2014-12-04 19.15.45But if we want to see snow we’ll have to drive to the mountains. Rob has never been a native Ohioan in spite of all the years he lived there. Snow doesn’t equal Christmas for Rob the way it does for the girls and I. He is feeling the winter spirit already. But even though I feel more in season this year, I still miss snow. As I write this a man just walked into the coffee shop wearing gym shorts and t-shirt. That would never happen in an Ohio December.

But we have our own signposts pointing to Christmas here. And as I look I notice them more and more. I follow the Yosemite facebook photos of the waterfalls. Snow is falling in the Sierra, promising an easier year for the drought. The hills are greening up, but the live oak that dot the hills are bare-branched. The trees in our park have lost most of their leaves, and as the rain continues more they should be bare soon as well. At night, the moon shines through a haze of clouds wrapping the orb in a circular rainbow. And the Christmas tree in the house brings so much joy to our girls that it’s infectious. We will have a green Christmas this year. But it will be Christmas indeed.

 

Nazca Lines

We’re using Story of the World for our family history lessons. Story of the World is a chronological history text, beginning with the Fertile Crescent.
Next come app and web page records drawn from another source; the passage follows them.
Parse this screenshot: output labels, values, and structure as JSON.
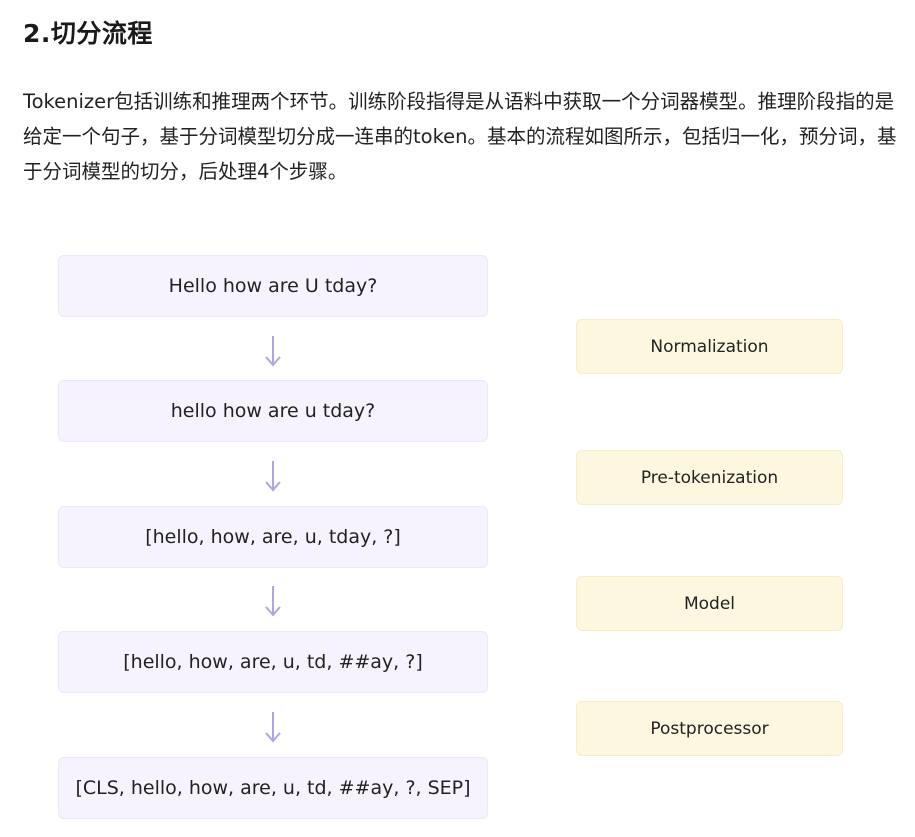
{
  "heading": "2.切分流程",
  "paragraph": "Tokenizer包括训练和推理两个环节。训练阶段指得是从语料中获取一个分词器模型。推理阶段指的是给定一个句子，基于分词模型切分成一连串的token。基本的流程如图所示，包括归一化，预分词，基于分词模型的切分，后处理4个步骤。",
  "diagram": {
    "stages": [
      "Hello how are U tday?",
      "hello how are u tday?",
      "[hello, how, are, u, tday, ?]",
      "[hello, how, are, u, td, ##ay, ?]",
      "[CLS, hello, how, are, u, td, ##ay, ?, SEP]"
    ],
    "steps": [
      "Normalization",
      "Pre-tokenization",
      "Model",
      "Postprocessor"
    ],
    "arrow_icon": "arrow-down-icon",
    "colors": {
      "stage_bg": "#f6f3fe",
      "step_bg": "#fdf7df",
      "arrow": "#b3a3e6"
    }
  }
}
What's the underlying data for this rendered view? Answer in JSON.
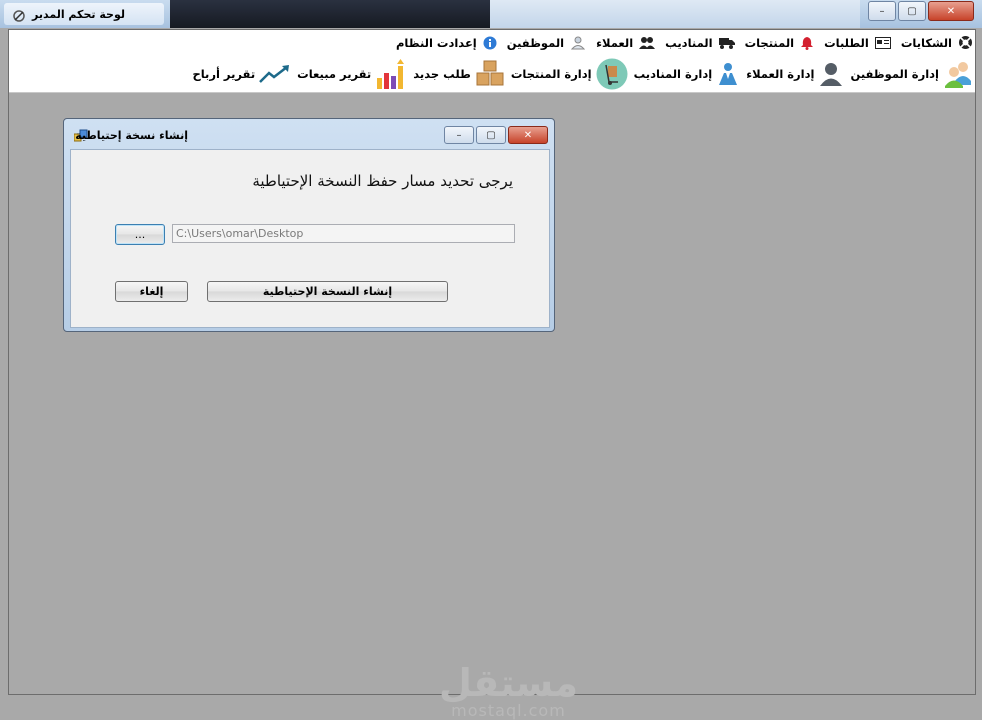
{
  "window": {
    "title": "لوحة تحكم المدير",
    "controls": {
      "minimize": "–",
      "maximize": "▢",
      "close": "✕"
    }
  },
  "menu": {
    "items": [
      {
        "label": "إعدادت النظام",
        "icon": "info-icon"
      },
      {
        "label": "الموظفين",
        "icon": "user-icon"
      },
      {
        "label": "العملاء",
        "icon": "users-icon"
      },
      {
        "label": "المناديب",
        "icon": "truck-icon"
      },
      {
        "label": "المنتجات",
        "icon": "bell-icon"
      },
      {
        "label": "الطلبات",
        "icon": "card-icon"
      },
      {
        "label": "الشكايات",
        "icon": "lifebuoy-icon"
      }
    ]
  },
  "toolbar": {
    "items": [
      {
        "label": "إدارة الموظفين",
        "icon": "employees-icon"
      },
      {
        "label": "إدارة العملاء",
        "icon": "customers-icon"
      },
      {
        "label": "إدارة المناديب",
        "icon": "delivery-icon"
      },
      {
        "label": "إدارة المنتجات",
        "icon": "products-icon"
      },
      {
        "label": "طلب جديد",
        "icon": "boxes-icon"
      },
      {
        "label": "تقرير مبيعات",
        "icon": "bar-chart-icon"
      },
      {
        "label": "تقرير أرباح",
        "icon": "trend-icon"
      }
    ]
  },
  "dialog": {
    "title": "إنشاء نسخة إحتياطية",
    "prompt": "يرجى تحديد مسار حفظ النسخة الإحتياطية",
    "path_value": "C:\\Users\\omar\\Desktop",
    "browse_label": "...",
    "create_label": "إنشاء النسخة الإحتياطية",
    "cancel_label": "إلغاء",
    "controls": {
      "minimize": "–",
      "maximize": "▢",
      "close": "✕"
    }
  },
  "watermark": {
    "arabic": "مستقل",
    "latin": "mostaql.com"
  },
  "colors": {
    "accent": "#3c7fb1",
    "close_button": "#c7432a",
    "client_bg": "#a9a9a9"
  }
}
The girls enjoy using the Story of the World text, the activity book coloring pages, and then YouTube videos of documentaries and stories as supplementation. Obviously, the girls enjoyed the ancient Greeks, and reading the myths and stories of the gods. What I didn’t expect was how enthralled they’d be with the chapter on the Nazca Lines in Peru. I guess I didn’t expect it because I didn’t even know they existed.

This is my top favorite thing about homeschooling. As we go through these quality textbooks I am exposed to all sorts of information that I never knew before. And if it was something I knew about, I have a great excuse to learn even more about it for the sake of educating my girls. It’s a win/win.